DR: SHELLIE: How do you keep going when the cards seem stacked against you?
GRUBBA: Many things have helped keep me going. My mom’s words of wisdom still ring in my ears when things get tough. My dad taught me how to work hard and build a strong will. That work ethic has gotten me through great challenges while still building a career and working. I have postponed surgery and cancer treatments so I could finish shows. I’ve gone to auditions on crutches, classes in wheelchairs, and taped auditions just hours after coming out of anesthesia. Every day, I do the best I can with whatever is on my plate.
When I get sad, I turn on my favorite music so it drowns out my sorrows and gets my spirit dancing again. Also, knowing my purpose has kept me going. I don’t want one more kid EVER to endure what I was forced to endure as a child with a disability. I will find a way to get this world to finally understand, accept, and honor people with disabilities.
My childhood memories have driven me to remain in this business until I have a voice, because I want to create a world where kids with challenges won’t experience abuse and isolation. I share my stories so people will realize what we as a society do to kids with challenges. I want these kids to be celebrated for their strengths.
DR: SHELLIE: What is your message of inspiration for the world?

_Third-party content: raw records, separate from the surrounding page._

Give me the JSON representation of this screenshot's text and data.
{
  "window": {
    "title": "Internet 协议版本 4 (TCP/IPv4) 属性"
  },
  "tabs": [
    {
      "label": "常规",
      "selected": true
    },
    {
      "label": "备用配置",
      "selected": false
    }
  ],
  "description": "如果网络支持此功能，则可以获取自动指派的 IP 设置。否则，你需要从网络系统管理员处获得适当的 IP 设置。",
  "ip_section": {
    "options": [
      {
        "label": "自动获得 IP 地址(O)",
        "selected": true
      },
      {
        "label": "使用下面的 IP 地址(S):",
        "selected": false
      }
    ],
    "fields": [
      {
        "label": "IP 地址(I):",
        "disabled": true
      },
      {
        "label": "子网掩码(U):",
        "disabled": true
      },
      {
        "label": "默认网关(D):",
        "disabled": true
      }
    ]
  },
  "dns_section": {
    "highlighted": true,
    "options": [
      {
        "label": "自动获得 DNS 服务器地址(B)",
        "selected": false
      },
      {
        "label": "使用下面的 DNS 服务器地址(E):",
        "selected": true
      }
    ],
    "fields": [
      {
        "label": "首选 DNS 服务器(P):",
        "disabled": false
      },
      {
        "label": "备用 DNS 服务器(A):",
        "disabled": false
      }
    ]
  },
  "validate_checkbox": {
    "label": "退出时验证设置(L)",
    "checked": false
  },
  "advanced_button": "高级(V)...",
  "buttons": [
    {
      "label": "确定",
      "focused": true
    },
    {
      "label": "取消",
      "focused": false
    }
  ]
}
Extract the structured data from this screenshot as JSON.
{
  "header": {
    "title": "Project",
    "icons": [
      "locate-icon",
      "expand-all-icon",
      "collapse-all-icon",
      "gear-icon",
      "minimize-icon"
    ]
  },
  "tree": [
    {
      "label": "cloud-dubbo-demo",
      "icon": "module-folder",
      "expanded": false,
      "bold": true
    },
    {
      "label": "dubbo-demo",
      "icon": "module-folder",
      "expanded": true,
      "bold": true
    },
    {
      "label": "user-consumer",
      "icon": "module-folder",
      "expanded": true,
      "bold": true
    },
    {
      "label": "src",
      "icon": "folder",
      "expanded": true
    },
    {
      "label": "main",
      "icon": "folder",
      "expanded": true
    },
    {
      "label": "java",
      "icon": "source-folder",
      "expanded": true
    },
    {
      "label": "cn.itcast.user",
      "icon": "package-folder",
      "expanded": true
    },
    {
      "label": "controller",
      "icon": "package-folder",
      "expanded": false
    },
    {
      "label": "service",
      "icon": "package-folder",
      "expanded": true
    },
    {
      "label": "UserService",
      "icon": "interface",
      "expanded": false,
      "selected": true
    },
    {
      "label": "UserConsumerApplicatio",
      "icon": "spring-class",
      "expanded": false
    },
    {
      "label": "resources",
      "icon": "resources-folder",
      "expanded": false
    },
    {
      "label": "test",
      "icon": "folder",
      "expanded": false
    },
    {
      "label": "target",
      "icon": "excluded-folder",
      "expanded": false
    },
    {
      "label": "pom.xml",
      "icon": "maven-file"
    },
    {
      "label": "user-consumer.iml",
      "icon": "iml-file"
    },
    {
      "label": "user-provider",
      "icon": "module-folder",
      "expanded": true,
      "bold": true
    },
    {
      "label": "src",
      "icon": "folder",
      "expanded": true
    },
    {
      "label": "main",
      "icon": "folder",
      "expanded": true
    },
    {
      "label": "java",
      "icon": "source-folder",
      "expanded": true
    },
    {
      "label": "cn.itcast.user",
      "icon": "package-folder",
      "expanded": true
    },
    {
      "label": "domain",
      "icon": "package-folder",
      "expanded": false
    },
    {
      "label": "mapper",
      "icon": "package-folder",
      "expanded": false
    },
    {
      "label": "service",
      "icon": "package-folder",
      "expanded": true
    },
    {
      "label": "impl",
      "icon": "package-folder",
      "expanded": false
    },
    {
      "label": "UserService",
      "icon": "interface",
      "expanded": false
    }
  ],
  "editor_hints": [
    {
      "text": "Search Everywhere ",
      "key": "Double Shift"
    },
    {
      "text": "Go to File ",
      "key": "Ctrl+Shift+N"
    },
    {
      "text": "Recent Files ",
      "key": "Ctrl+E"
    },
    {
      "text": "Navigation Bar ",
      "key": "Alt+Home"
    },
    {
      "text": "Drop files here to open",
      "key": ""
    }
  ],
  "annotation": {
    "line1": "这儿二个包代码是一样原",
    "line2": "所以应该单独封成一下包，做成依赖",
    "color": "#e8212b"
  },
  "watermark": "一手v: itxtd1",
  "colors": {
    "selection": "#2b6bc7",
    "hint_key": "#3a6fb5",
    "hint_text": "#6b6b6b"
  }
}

GRUBBA: We all have a specific purpose, and when we find and honor it, we contribute to the evolution of all humanity. We need to shine, not just for us, but for everyone. Some of us are meant to lead, others to support. All of us are equal; we just have different gifts to share. So, find your purpose, find your allies, speak up, show up, stand up, take risks, and make a meaningful difference before your time is up.